In fifty years, most books are crackling fragments (though a lot of acid-free titles were printed, and those are worth livestock). CDROMs are, of course, completely unreadable, and few people have time for friviolity like that anyway. A lot of communities are built on old landfills, mining for goodies like aluminum and plastic. You can build good houses and irrigation equipment out of that stuff. Computers? You’re kidding, right? Didn’t those toys cause the Fall? Stay away from those and get into honest work, son, not like a thief. Remember that old guy they found hiding out all these years on old Tober’s ranch?

More later…

Cold, dead fingers (got a match?)

From CNN:

Richard Clarke, the president’s computer security adviser, said Wednesday that an upcoming national plan to protect cyberspace will include expectations for home users, as well as large companies and the government.

“It’s designed to not just say (they) have a responsibility, but to empower them by giving them the tools,” Clarke said.

The day I run government-mandated “security” tools on my hardware is the day that I turn off my computers and burn them.

More random drawings

Wants to protest. Too afraid (or undecided) to commit to something. Still, it takes guts to get out there with a blank sign.

Tired, going to bed… I had a bunch written, but none of it is worthwhile reading yet. Later.


Ben & Jerry’s will never have pork-flavored ice cream. (You could probably make a case for Bacon).

It was pointed out to me that Ben and Jerry’s religion would probably prevent them from doing bacon-flavor, too.

Embedded System Lament

You’re running good
But your stack got trashed
You’re running good
But your code just crashed
You’re running good
But you’re dumping core
You’re running good
But not no more

— after Brian McNaughton

Purists will note that most embedded systems do not “dump core” because there’s usually nothing to dump memory to. However, most purists have never written an embedded system, and I stand by my verse.

MtS (memo to self)

Don’t drink Dr. Pepper at midnight if you need to get up early the next morning.

You’ll always find a 24-hour pharmacy, say at some Walgreens, very near by a hospital.


Things to do when the time machine arrives:

  1. (1976) Convince Gary Kildall to use LF for a newline separator, not CRLF, and “-” for command line switches, not “/”.
  2. (mid 70s) Give Bjarne Stroustrup (age 15) a Xerox Alto to play with, running SmallTalk 76
  3. (1978) Intel needed 24 bits of address space on the 8086, simply by making their paragraph sizes 8 bits instead of 4 bits
  4. (1971 or so) Have K&R provide C with a native string type

Continue reading “Todo”

Go go go

From Kuroshin, a nice piece on the game of Go:

“There are nine mental levels into which players are distinguished.
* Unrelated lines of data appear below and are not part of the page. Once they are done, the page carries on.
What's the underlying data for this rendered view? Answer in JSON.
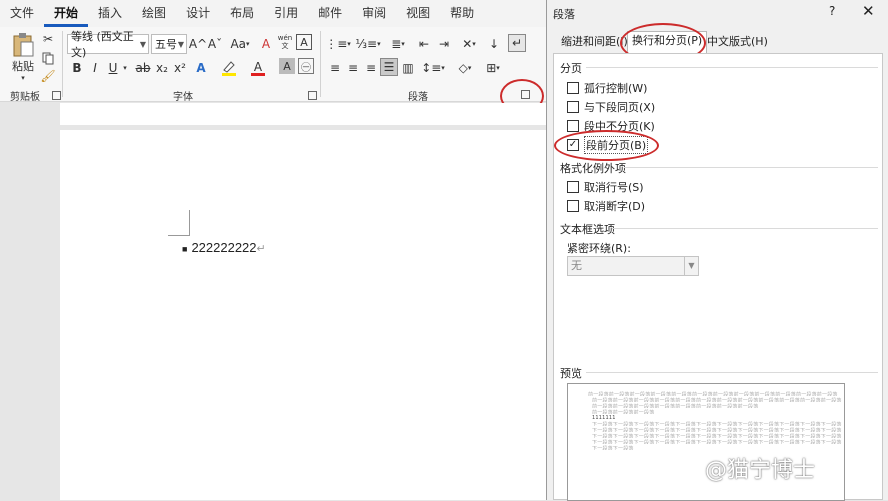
{
  "ribbon_tabs": [
    "文件",
    "开始",
    "插入",
    "绘图",
    "设计",
    "布局",
    "引用",
    "邮件",
    "审阅",
    "视图",
    "帮助"
  ],
  "clipboard": {
    "paste_label": "粘贴",
    "group_label": "剪贴板"
  },
  "font": {
    "font_name": "等线 (西文正文)",
    "font_size": "五号",
    "group_label": "字体",
    "grow": "A^",
    "shrink": "Aˇ",
    "case": "Aa",
    "bold": "B",
    "italic": "I",
    "underline": "U",
    "strike": "ab",
    "subscript": "x₂",
    "superscript": "x²",
    "clear": "A",
    "phonetic": "wén"
  },
  "paragraph": {
    "group_label": "段落"
  },
  "document": {
    "bullet_text": "222222222"
  },
  "dialog": {
    "title": "段落",
    "help": "?",
    "close": "✕",
    "tabs": [
      "缩进和间距(I)",
      "换行和分页(P)",
      "中文版式(H)"
    ],
    "section_pagination": "分页",
    "options_pagination": [
      {
        "label": "孤行控制(W)",
        "checked": false
      },
      {
        "label": "与下段同页(X)",
        "checked": false
      },
      {
        "label": "段中不分页(K)",
        "checked": false
      },
      {
        "label": "段前分页(B)",
        "checked": true
      }
    ],
    "section_format": "格式化例外项",
    "options_format": [
      {
        "label": "取消行号(S)",
        "checked": false
      },
      {
        "label": "取消断字(D)",
        "checked": false
      }
    ],
    "section_textbox": "文本框选项",
    "tight_wrap_label": "紧密环绕(R):",
    "tight_wrap_value": "无",
    "section_preview": "预览",
    "preview_lines": [
      "前一段落前一段落前一段落前一段落前一段落前一段落前一段落前一段落前一段落前一段落前一段落前一段落",
      "前一段落前一段落前一段落前一段落前一段落前一段落前一段落前一段落前一段落前一段落前一段落前一段落",
      "前一段落前一段落前一段落前一段落前一段落前一段落前一段落前一段落",
      "前一段落前一段落前一段落",
      "1111111",
      "下一段落下一段落下一段落下一段落下一段落下一段落下一段落下一段落下一段落下一段落下一段落下一段落",
      "下一段落下一段落下一段落下一段落下一段落下一段落下一段落下一段落下一段落下一段落下一段落下一段落",
      "下一段落下一段落下一段落下一段落下一段落下一段落下一段落下一段落下一段落下一段落下一段落下一段落",
      "下一段落下一段落下一段落下一段落下一段落下一段落下一段落下一段落下一段落下一段落下一段落下一段落",
      "下一段落下一段落"
    ]
  },
  "watermark": "@猫宁博士"
}
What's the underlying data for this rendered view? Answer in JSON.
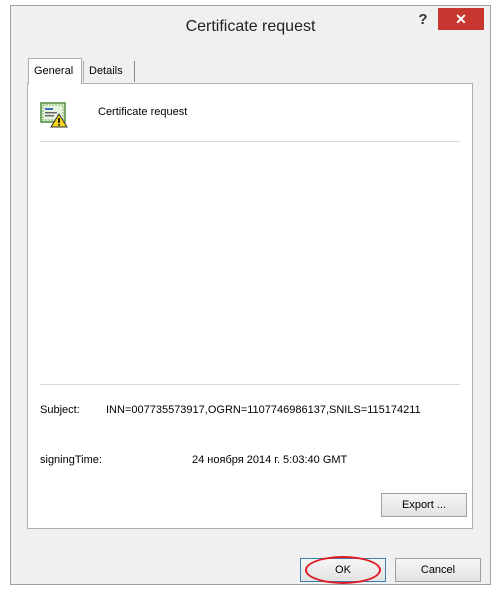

The first is called ‘being in the spirit’, the second ‘seated in enlightenment’, the third ‘concreteness’, the fourth ‘understanding changes’, the fifth ‘applying wisdom’, the sixth ‘ability’, the seventh ‘strength’, the eighth ‘being quite inept’, and the ninth and last ‘being truly stupid’.”

(from The Classic of Weiqi in Thirteen Chapters, c.1054 AD)

This is how I feel about programming. Initially you don’t know what you’re doing. Then you reach a level of competence and you’re a worthy opponent. Then you get back to not knowing everything, and you’re doing useful work.